Life is beautiful. See it clearly.
Conjunctivitis, often called “pink eye”, is an inflammation or infection of the conjunctiva. The conjunctiva is the outer, normally clear covering of the sclera (the white part of the eye). The eye appears pink when you have conjunctivitis because the blood vessels of the conjunctiva are dilated. Pink eye is generally accompanied by discharge, but vision is normal and discomfort is often mild.
There are two kinds of conjunctivitis, viral and bacterial. Viral conjunctivitis is much more common and is sometimes accompanied by a respiratory infection (common cold). Generally, this type of conjunctivitis is not cured by prescription medicine, but can be treated with over-the-counter eye drops and cool compresses until the infection runs its course. Bacterial conjunctivitis can be treated with antibiotic eye drops and ointments, and will usually clear up within a few days.
Conjunctivitis is extremely contagious, and if you have it you should not share towels or pillowcases with anyone, and you should also wash your hands frequently. It may also be a good idea to stay home from school or work to prevent it from spreading. You should also stay out of swimming pools if you have it.
Seasonal allergies can also cause conjunctivitis, especially around spring and fall. Conjunctivitis caused by allergies usually results in itchy eyes. Some conditions create symptoms similar to conjunctivitis. It is very important to see your eye doctor if you have any of these symptoms, as it is possible it’s something worse than conjunctivitis.
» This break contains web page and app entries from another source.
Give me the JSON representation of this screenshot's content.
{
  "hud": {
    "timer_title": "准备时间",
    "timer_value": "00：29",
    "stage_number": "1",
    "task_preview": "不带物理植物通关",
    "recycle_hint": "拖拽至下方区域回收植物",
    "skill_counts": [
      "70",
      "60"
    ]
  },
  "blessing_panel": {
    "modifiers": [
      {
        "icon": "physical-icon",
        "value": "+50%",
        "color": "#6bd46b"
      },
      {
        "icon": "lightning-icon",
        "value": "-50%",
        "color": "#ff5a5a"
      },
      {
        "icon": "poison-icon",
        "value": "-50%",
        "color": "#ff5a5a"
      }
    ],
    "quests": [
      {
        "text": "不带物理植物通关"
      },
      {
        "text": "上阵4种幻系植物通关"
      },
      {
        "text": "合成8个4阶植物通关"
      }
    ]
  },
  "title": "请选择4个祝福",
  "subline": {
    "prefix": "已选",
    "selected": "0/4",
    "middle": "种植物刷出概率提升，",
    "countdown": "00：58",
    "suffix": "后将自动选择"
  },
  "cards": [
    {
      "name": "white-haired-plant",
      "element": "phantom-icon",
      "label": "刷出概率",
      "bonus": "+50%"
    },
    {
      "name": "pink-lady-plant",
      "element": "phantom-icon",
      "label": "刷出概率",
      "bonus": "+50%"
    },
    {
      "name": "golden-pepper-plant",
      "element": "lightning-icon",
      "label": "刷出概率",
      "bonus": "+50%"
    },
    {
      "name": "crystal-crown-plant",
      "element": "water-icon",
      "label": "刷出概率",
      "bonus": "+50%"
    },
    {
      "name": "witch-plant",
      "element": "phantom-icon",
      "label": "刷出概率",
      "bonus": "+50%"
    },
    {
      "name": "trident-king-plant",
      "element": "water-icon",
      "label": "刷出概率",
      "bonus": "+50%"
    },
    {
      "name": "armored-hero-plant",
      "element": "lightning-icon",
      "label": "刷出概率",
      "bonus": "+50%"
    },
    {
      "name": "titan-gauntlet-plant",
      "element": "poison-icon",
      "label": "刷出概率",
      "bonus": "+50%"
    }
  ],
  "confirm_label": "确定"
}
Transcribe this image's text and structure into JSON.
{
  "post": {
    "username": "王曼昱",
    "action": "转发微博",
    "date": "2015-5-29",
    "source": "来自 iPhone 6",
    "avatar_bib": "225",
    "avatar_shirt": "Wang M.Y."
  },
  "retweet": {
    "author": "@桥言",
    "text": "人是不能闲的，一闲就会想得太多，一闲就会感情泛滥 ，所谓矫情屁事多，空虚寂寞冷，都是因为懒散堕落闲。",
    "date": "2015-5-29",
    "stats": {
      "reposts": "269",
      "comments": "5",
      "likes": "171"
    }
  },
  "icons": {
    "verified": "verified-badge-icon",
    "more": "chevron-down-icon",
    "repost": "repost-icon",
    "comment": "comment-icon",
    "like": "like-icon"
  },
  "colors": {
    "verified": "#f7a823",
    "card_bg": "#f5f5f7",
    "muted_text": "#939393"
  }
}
Serious conditions that can be mistaken for conjunctivitis include:
If you notice any of these symptoms, call us at Benjamin Eye Institute to schedule an exam.